EXERCISE DESCRIPTION.
Report only the number of lines below in which the string "culinary" appears.

[Website and app data records]

____

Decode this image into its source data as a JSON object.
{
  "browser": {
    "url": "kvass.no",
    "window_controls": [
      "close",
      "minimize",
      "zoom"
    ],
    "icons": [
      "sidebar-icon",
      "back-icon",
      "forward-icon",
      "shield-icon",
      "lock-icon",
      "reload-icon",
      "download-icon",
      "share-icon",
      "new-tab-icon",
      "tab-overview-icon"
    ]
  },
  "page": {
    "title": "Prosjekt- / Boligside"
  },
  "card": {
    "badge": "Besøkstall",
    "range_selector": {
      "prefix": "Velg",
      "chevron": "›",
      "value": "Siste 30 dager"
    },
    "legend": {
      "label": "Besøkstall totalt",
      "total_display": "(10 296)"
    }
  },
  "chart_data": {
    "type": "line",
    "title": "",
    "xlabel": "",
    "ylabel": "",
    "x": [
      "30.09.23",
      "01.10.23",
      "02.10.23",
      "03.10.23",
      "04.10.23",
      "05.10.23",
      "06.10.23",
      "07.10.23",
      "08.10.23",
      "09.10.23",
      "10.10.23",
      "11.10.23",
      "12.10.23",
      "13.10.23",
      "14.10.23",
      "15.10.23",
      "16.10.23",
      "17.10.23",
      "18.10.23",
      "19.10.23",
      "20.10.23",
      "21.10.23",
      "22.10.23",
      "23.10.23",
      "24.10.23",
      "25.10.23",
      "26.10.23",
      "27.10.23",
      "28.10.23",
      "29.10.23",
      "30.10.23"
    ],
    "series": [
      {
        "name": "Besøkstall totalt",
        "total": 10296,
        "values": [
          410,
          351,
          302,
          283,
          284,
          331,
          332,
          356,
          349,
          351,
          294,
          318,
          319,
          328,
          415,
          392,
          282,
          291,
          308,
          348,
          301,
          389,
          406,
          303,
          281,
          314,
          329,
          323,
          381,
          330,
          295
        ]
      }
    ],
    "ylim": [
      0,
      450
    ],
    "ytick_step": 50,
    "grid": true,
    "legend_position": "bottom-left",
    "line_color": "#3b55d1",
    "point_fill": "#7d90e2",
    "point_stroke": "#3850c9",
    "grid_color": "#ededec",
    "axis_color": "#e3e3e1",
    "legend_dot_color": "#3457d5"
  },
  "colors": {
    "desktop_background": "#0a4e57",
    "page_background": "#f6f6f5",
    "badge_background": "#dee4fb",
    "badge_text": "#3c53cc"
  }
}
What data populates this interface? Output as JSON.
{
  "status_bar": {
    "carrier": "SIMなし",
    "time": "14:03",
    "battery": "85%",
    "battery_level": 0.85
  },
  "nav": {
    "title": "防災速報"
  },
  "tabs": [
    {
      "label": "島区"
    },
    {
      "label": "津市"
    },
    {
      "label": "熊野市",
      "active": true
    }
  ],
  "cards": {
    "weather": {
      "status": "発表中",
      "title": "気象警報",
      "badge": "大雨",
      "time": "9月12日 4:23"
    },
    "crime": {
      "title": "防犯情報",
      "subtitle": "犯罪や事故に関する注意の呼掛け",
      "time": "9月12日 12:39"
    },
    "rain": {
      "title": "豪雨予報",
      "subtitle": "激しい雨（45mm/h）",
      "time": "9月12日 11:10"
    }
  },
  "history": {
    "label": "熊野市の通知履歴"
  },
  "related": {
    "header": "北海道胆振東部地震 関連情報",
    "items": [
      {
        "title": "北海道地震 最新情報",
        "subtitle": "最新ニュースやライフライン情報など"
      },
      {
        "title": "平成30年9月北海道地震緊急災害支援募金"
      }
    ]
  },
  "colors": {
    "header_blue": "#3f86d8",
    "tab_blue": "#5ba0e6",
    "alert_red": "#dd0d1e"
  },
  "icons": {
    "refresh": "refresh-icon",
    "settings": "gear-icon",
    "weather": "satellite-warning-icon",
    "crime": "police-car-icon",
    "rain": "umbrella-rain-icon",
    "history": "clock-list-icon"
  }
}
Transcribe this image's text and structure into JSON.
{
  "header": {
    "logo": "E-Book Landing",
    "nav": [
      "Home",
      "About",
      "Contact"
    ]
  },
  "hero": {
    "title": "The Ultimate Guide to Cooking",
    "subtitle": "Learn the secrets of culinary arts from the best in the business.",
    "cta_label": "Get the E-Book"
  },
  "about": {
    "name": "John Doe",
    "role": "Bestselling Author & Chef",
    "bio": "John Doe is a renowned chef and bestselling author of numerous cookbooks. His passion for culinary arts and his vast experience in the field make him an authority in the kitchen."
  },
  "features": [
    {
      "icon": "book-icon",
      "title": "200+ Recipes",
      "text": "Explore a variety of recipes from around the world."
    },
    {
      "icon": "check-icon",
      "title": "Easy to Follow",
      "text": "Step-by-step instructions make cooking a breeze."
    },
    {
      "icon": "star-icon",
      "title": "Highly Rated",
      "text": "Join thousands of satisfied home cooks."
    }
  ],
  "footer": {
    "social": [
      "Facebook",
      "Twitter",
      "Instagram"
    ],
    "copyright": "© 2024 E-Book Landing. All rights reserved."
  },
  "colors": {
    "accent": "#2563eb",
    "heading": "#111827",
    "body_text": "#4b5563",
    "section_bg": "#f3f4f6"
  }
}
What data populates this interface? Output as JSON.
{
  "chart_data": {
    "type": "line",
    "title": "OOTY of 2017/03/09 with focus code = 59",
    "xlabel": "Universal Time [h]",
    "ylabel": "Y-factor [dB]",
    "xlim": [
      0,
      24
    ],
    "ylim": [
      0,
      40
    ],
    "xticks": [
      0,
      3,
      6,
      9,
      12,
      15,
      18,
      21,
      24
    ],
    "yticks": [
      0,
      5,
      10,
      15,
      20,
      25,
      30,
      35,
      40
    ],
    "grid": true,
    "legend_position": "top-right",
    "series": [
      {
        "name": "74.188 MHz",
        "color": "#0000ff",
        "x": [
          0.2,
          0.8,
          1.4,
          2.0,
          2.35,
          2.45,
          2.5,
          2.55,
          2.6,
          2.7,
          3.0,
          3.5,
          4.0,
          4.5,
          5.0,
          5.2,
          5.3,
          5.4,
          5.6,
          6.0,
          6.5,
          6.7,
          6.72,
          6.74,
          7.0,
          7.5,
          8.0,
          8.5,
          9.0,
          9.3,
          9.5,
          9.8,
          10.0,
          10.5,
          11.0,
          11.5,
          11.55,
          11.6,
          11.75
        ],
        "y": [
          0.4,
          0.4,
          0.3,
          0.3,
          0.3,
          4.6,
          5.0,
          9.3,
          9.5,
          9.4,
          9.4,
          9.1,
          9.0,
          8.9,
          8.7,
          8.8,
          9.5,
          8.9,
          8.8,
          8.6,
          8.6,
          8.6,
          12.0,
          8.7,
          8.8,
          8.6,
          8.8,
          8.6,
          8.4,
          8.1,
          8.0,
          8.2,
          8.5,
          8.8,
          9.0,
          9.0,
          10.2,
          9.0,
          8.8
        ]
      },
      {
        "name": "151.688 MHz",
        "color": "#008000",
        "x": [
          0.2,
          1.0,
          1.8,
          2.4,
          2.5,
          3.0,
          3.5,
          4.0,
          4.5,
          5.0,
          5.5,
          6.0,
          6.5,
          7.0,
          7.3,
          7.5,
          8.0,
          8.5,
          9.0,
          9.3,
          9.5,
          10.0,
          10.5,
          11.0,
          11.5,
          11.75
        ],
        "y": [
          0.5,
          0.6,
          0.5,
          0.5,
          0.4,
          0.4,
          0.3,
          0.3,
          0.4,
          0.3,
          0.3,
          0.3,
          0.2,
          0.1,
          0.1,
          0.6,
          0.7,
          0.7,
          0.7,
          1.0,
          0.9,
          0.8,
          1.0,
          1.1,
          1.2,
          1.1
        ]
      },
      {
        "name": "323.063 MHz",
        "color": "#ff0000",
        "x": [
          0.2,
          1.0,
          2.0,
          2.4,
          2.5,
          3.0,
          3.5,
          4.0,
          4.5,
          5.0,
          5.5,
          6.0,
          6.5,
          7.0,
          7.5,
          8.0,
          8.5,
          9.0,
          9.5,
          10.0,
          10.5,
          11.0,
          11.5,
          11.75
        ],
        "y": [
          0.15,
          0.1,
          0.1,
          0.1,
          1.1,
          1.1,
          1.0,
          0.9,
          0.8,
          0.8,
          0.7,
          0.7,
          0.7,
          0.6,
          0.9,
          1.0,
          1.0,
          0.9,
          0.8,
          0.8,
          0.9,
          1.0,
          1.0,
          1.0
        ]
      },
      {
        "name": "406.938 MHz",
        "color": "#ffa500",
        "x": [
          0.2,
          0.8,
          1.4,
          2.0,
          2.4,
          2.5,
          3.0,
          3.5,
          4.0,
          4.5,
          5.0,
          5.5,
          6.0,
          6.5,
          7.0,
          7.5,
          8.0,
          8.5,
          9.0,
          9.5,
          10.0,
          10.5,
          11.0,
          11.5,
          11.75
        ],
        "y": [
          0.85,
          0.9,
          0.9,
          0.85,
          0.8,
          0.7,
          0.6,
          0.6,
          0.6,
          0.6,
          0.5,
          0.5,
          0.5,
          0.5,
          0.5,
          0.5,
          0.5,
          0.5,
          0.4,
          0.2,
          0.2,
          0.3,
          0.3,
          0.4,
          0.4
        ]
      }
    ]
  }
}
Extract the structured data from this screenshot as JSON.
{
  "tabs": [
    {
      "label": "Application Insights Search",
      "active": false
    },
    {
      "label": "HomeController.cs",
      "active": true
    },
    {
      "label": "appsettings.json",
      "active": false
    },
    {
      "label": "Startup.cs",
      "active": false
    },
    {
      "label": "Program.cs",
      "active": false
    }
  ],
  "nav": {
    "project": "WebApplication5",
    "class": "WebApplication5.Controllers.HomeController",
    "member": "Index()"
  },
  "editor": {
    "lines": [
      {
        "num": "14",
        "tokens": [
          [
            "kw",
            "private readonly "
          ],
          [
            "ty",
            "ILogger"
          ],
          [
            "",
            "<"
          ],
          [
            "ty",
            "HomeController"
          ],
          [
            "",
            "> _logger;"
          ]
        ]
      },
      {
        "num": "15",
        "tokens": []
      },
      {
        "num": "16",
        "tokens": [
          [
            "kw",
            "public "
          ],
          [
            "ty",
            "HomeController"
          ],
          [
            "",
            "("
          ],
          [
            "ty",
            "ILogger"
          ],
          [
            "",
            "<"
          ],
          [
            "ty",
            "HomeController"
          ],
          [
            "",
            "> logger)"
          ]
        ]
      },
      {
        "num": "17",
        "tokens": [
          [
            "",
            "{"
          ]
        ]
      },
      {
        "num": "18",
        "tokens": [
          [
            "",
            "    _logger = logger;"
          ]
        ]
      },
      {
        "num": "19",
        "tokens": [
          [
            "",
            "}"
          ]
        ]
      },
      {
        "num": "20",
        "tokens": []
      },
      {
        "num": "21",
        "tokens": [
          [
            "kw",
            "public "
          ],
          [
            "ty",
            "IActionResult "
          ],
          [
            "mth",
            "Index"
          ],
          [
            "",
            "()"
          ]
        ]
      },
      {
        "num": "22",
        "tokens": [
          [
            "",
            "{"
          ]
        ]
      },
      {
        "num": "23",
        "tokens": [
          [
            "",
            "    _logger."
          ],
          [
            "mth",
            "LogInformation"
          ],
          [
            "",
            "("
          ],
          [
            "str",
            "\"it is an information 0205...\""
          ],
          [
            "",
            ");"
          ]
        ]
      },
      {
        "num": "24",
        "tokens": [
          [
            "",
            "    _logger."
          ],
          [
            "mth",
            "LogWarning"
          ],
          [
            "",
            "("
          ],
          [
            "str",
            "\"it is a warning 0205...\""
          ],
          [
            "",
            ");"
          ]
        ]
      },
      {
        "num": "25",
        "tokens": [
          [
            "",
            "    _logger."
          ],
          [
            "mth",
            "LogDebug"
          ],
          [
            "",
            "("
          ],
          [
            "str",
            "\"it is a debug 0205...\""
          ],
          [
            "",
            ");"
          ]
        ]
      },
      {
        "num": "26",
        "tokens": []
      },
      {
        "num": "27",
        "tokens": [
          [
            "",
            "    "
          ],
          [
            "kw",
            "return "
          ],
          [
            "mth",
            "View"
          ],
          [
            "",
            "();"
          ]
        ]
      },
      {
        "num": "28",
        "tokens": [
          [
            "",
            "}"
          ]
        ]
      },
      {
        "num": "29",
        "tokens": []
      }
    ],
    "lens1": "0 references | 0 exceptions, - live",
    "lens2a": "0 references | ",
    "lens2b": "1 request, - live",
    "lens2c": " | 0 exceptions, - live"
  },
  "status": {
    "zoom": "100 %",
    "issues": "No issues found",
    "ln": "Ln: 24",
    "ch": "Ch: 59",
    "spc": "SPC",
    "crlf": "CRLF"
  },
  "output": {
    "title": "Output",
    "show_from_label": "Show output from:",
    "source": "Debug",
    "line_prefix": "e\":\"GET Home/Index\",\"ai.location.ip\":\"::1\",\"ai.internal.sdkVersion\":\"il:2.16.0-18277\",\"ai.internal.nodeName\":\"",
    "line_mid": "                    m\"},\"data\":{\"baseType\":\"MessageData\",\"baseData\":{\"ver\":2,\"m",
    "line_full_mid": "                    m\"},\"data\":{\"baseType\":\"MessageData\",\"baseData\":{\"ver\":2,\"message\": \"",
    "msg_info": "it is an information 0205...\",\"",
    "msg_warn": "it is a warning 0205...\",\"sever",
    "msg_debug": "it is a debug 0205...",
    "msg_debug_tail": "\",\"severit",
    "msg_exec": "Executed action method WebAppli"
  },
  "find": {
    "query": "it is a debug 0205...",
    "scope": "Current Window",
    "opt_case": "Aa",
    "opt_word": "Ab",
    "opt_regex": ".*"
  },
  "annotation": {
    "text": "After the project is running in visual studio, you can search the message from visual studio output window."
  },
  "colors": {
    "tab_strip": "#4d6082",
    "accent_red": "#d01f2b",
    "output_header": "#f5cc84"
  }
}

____

OUTPUT OF THE TASK.
2